- Improved washing dynamics through computational fluid modeling and increased wash pressure provide a 33 percent reduction in water, energy and chemical consumption.
- Increasingly, high-tech features are being built into warewashers. For example, handheld computer interfaces can communicate with and control single or multiple warewashers. These interfaces can perform functions such as start-up, timed cycle selection and machine shutdown. Digital displays verify the machine status and temperature, and can be programmed to notify users about low temperatures, dirty water and excessive lime buildup.
- Since health codes typically require dishes coming out of a warewasher to reach and maintain a specified surface temperature, manufacturers offer sensors that can extend a wash cycle to ensure such temperature is attained.
- A relatively new technology is ventless warewashers, which can negate the need for exhaust hoods.
When to Replace
- Increased service calls and high repair costs: When a unit requires an increasing number of service calls or multiple component replacements, it may be nearing the end of its service life.
- Signs of wear and tear: Tank leaks may signify that the welds are giving out. Also, problems can be caused by water leaking from the boosters.
- Loss of controls: If the warewasher's controls are not operating properly or pump pressure is lost, replacement is most likely appropriate.
- Inconsistent results: The results of the unit are a key indicator that the warewasher is not operating at 100 percent.
- Older models: Operators may want to replace older warewashers that are utilizing excessive amounts of energy and/or water with a more efficient unit.
- Clean dish machines after every shift, since flushing out the water removes accumulated soil from the machine, improving washing performance.
- Regularly wash and clean scrap screens or filters.
- Depending on usage and water quality, wash and rinse arms should be cleaned weekly or as required.
- Heat recovery systems capture heat coming out of the warewasher and redirect it out of the space and/or repurpose it as a heat source for the unit.

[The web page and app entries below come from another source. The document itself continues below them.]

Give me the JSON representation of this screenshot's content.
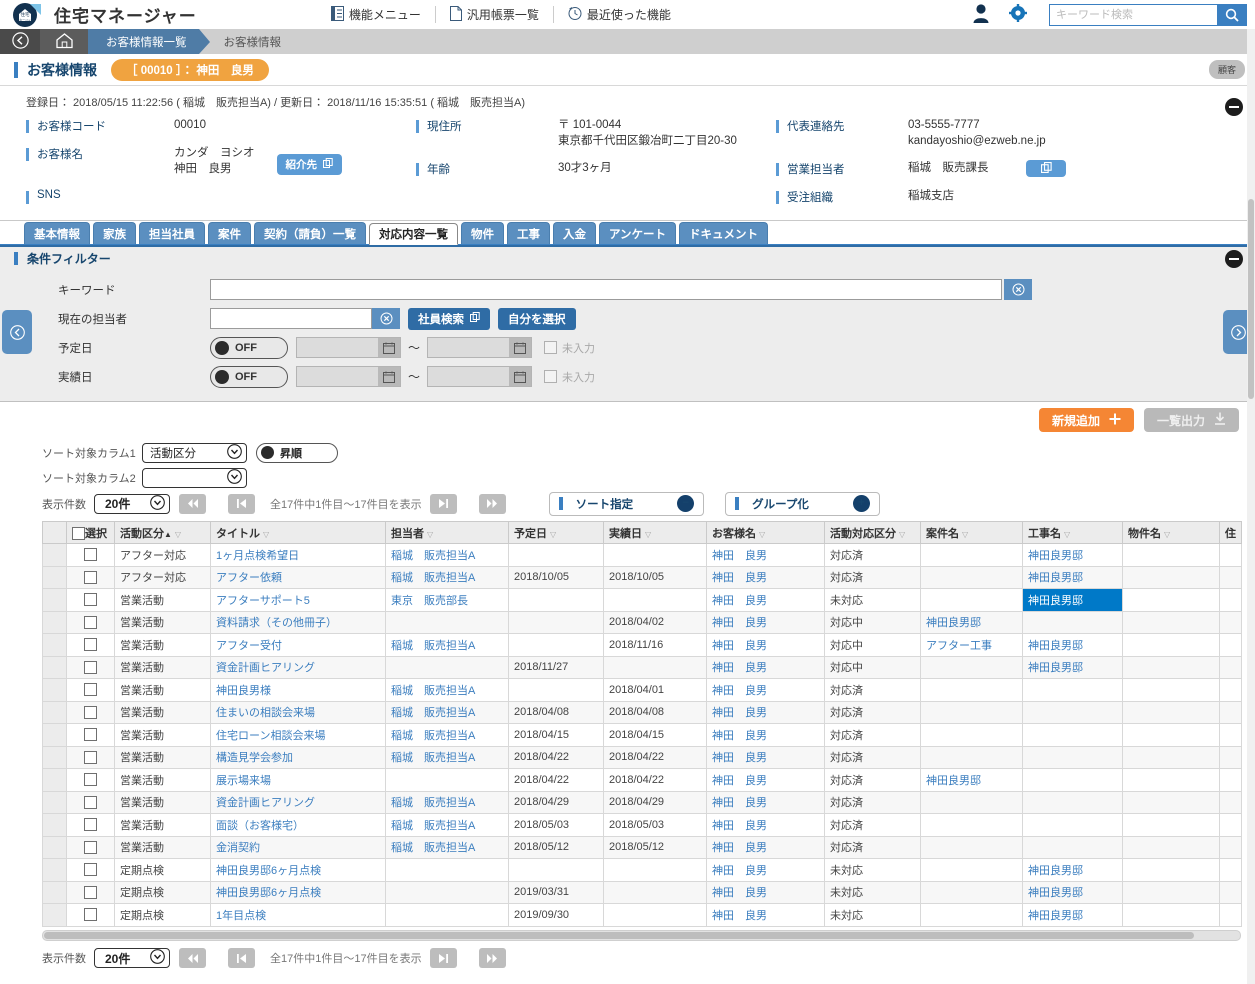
{
  "app": {
    "title": "住宅マネージャー",
    "logo_text": "住宅"
  },
  "header": {
    "menus": [
      {
        "label": "機能メニュー",
        "icon": "document-list-icon"
      },
      {
        "label": "汎用帳票一覧",
        "icon": "file-icon"
      },
      {
        "label": "最近使った機能",
        "icon": "clock-icon"
      }
    ],
    "person_icon": "person-icon",
    "gear_icon": "gear-icon",
    "search": {
      "placeholder": "キーワード検索",
      "value": "",
      "icon": "search-icon"
    }
  },
  "breadcrumb": {
    "back_icon": "back-arrow-icon",
    "home_icon": "home-icon",
    "items": [
      "お客様情報一覧"
    ],
    "current": "お客様情報"
  },
  "customer_header": {
    "title": "お客様情報",
    "badge": "［ 00010 ］： 神田　良男",
    "right_button": "顧客"
  },
  "info": {
    "registration_line": "登録日： 2018/05/15 11:22:56 ( 稲城　販売担当A) / 更新日： 2018/11/16 15:35:51 ( 稲城　販売担当A)",
    "collapse_icon": "minus-circle-icon",
    "fields": {
      "customer_code_label": "お客様コード",
      "customer_code_value": "00010",
      "customer_name_label": "お客様名",
      "customer_name_kana": "カンダ　ヨシオ",
      "customer_name_value": "神田　良男",
      "referral_button": "紹介先",
      "sns_label": "SNS",
      "address_label": "現住所",
      "address_postal": "〒 101-0044",
      "address_value": "東京都千代田区鍛冶町二丁目20-30",
      "age_label": "年齢",
      "age_value": "30才3ヶ月",
      "contact_label": "代表連絡先",
      "contact_tel": "03-5555-7777",
      "contact_mail": "kandayoshio@ezweb.ne.jp",
      "sales_rep_label": "営業担当者",
      "sales_rep_value": "稲城　販売課長",
      "org_label": "受注組織",
      "org_value": "稲城支店"
    }
  },
  "tabs": [
    {
      "label": "基本情報",
      "active": false
    },
    {
      "label": "家族",
      "active": false
    },
    {
      "label": "担当社員",
      "active": false
    },
    {
      "label": "案件",
      "active": false
    },
    {
      "label": "契約（請負）一覧",
      "active": false
    },
    {
      "label": "対応内容一覧",
      "active": true
    },
    {
      "label": "物件",
      "active": false
    },
    {
      "label": "工事",
      "active": false
    },
    {
      "label": "入金",
      "active": false
    },
    {
      "label": "アンケート",
      "active": false
    },
    {
      "label": "ドキュメント",
      "active": false
    }
  ],
  "filter": {
    "title": "条件フィルター",
    "collapse_icon": "minus-circle-icon",
    "keyword": {
      "label": "キーワード",
      "value": "",
      "clear_icon": "clear-circle-icon"
    },
    "current_rep": {
      "label": "現在の担当者",
      "value": "",
      "clear_icon": "clear-circle-icon",
      "search_button": "社員検索",
      "self_button": "自分を選択"
    },
    "planned_date": {
      "label": "予定日",
      "toggle": "OFF",
      "from": "",
      "to": "",
      "range_sep": "〜",
      "empty_label": "未入力"
    },
    "actual_date": {
      "label": "実績日",
      "toggle": "OFF",
      "from": "",
      "to": "",
      "range_sep": "〜",
      "empty_label": "未入力"
    }
  },
  "actions": {
    "add_label": "新規追加",
    "export_label": "一覧出力"
  },
  "sort": {
    "col1_label": "ソート対象カラム1",
    "col1_value": "活動区分",
    "order_label": "昇順",
    "col2_label": "ソート対象カラム2",
    "col2_value": "",
    "sort_spec_label": "ソート指定",
    "group_label": "グループ化"
  },
  "pagination": {
    "count_label": "表示件数",
    "page_size": "20件",
    "status": "全17件中1件目〜17件目を表示",
    "first_icon": "first-page-icon",
    "prev_icon": "prev-page-icon",
    "next_icon": "next-page-icon",
    "last_icon": "last-page-icon"
  },
  "table": {
    "columns": [
      {
        "label": "選択",
        "sort": "",
        "filter": false
      },
      {
        "label": "活動区分",
        "sort": "▲",
        "filter": true
      },
      {
        "label": "タイトル",
        "sort": "",
        "filter": true
      },
      {
        "label": "担当者",
        "sort": "",
        "filter": true
      },
      {
        "label": "予定日",
        "sort": "",
        "filter": true
      },
      {
        "label": "実績日",
        "sort": "",
        "filter": true
      },
      {
        "label": "お客様名",
        "sort": "",
        "filter": true
      },
      {
        "label": "活動対応区分",
        "sort": "",
        "filter": true
      },
      {
        "label": "案件名",
        "sort": "",
        "filter": true
      },
      {
        "label": "工事名",
        "sort": "",
        "filter": true
      },
      {
        "label": "物件名",
        "sort": "",
        "filter": true
      },
      {
        "label": "住",
        "sort": "",
        "filter": false
      }
    ],
    "rows": [
      {
        "category": "アフター対応",
        "title": "1ヶ月点検希望日",
        "rep": "稲城　販売担当A",
        "planned": "",
        "actual": "",
        "customer": "神田　良男",
        "status": "対応済",
        "project": "",
        "construction": "神田良男邸",
        "property": "",
        "selected_cell": ""
      },
      {
        "category": "アフター対応",
        "title": "アフター依頼",
        "rep": "稲城　販売担当A",
        "planned": "2018/10/05",
        "actual": "2018/10/05",
        "customer": "神田　良男",
        "status": "対応済",
        "project": "",
        "construction": "神田良男邸",
        "property": "",
        "selected_cell": ""
      },
      {
        "category": "営業活動",
        "title": "アフターサポート5",
        "rep": "東京　販売部長",
        "planned": "",
        "actual": "",
        "customer": "神田　良男",
        "status": "未対応",
        "project": "",
        "construction": "神田良男邸",
        "property": "",
        "selected_cell": "construction"
      },
      {
        "category": "営業活動",
        "title": "資料請求（その他冊子）",
        "rep": "",
        "planned": "",
        "actual": "2018/04/02",
        "customer": "神田　良男",
        "status": "対応中",
        "project": "神田良男邸",
        "construction": "",
        "property": "",
        "selected_cell": ""
      },
      {
        "category": "営業活動",
        "title": "アフター受付",
        "rep": "稲城　販売担当A",
        "planned": "",
        "actual": "2018/11/16",
        "customer": "神田　良男",
        "status": "対応中",
        "project": "アフター工事",
        "construction": "神田良男邸",
        "property": "",
        "selected_cell": ""
      },
      {
        "category": "営業活動",
        "title": "資金計画ヒアリング",
        "rep": "",
        "planned": "2018/11/27",
        "actual": "",
        "customer": "神田　良男",
        "status": "対応中",
        "project": "",
        "construction": "神田良男邸",
        "property": "",
        "selected_cell": ""
      },
      {
        "category": "営業活動",
        "title": "神田良男様",
        "rep": "稲城　販売担当A",
        "planned": "",
        "actual": "2018/04/01",
        "customer": "神田　良男",
        "status": "対応済",
        "project": "",
        "construction": "",
        "property": "",
        "selected_cell": ""
      },
      {
        "category": "営業活動",
        "title": "住まいの相談会来場",
        "rep": "稲城　販売担当A",
        "planned": "2018/04/08",
        "actual": "2018/04/08",
        "customer": "神田　良男",
        "status": "対応済",
        "project": "",
        "construction": "",
        "property": "",
        "selected_cell": ""
      },
      {
        "category": "営業活動",
        "title": "住宅ローン相談会来場",
        "rep": "稲城　販売担当A",
        "planned": "2018/04/15",
        "actual": "2018/04/15",
        "customer": "神田　良男",
        "status": "対応済",
        "project": "",
        "construction": "",
        "property": "",
        "selected_cell": ""
      },
      {
        "category": "営業活動",
        "title": "構造見学会参加",
        "rep": "稲城　販売担当A",
        "planned": "2018/04/22",
        "actual": "2018/04/22",
        "customer": "神田　良男",
        "status": "対応済",
        "project": "",
        "construction": "",
        "property": "",
        "selected_cell": ""
      },
      {
        "category": "営業活動",
        "title": "展示場来場",
        "rep": "",
        "planned": "2018/04/22",
        "actual": "2018/04/22",
        "customer": "神田　良男",
        "status": "対応済",
        "project": "神田良男邸",
        "construction": "",
        "property": "",
        "selected_cell": ""
      },
      {
        "category": "営業活動",
        "title": "資金計画ヒアリング",
        "rep": "稲城　販売担当A",
        "planned": "2018/04/29",
        "actual": "2018/04/29",
        "customer": "神田　良男",
        "status": "対応済",
        "project": "",
        "construction": "",
        "property": "",
        "selected_cell": ""
      },
      {
        "category": "営業活動",
        "title": "面談（お客様宅）",
        "rep": "稲城　販売担当A",
        "planned": "2018/05/03",
        "actual": "2018/05/03",
        "customer": "神田　良男",
        "status": "対応済",
        "project": "",
        "construction": "",
        "property": "",
        "selected_cell": ""
      },
      {
        "category": "営業活動",
        "title": "金消契約",
        "rep": "稲城　販売担当A",
        "planned": "2018/05/12",
        "actual": "2018/05/12",
        "customer": "神田　良男",
        "status": "対応済",
        "project": "",
        "construction": "",
        "property": "",
        "selected_cell": ""
      },
      {
        "category": "定期点検",
        "title": "神田良男邸6ヶ月点検",
        "rep": "",
        "planned": "",
        "actual": "",
        "customer": "神田　良男",
        "status": "未対応",
        "project": "",
        "construction": "神田良男邸",
        "property": "",
        "selected_cell": ""
      },
      {
        "category": "定期点検",
        "title": "神田良男邸6ヶ月点検",
        "rep": "",
        "planned": "2019/03/31",
        "actual": "",
        "customer": "神田　良男",
        "status": "未対応",
        "project": "",
        "construction": "神田良男邸",
        "property": "",
        "selected_cell": ""
      },
      {
        "category": "定期点検",
        "title": "1年目点検",
        "rep": "",
        "planned": "2019/09/30",
        "actual": "",
        "customer": "神田　良男",
        "status": "未対応",
        "project": "",
        "construction": "神田良男邸",
        "property": "",
        "selected_cell": ""
      }
    ]
  },
  "colors": {
    "brand_blue": "#2f6ca5",
    "accent_orange": "#f58634",
    "badge_orange": "#f0a340",
    "link_blue": "#3b7ebf",
    "selected_cell": "#0079c8"
  }
}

- To conserve energy, many current conveyor-type machines only operate the wash pumps and final rinse when ware is actually in the appropriate zone of the machine.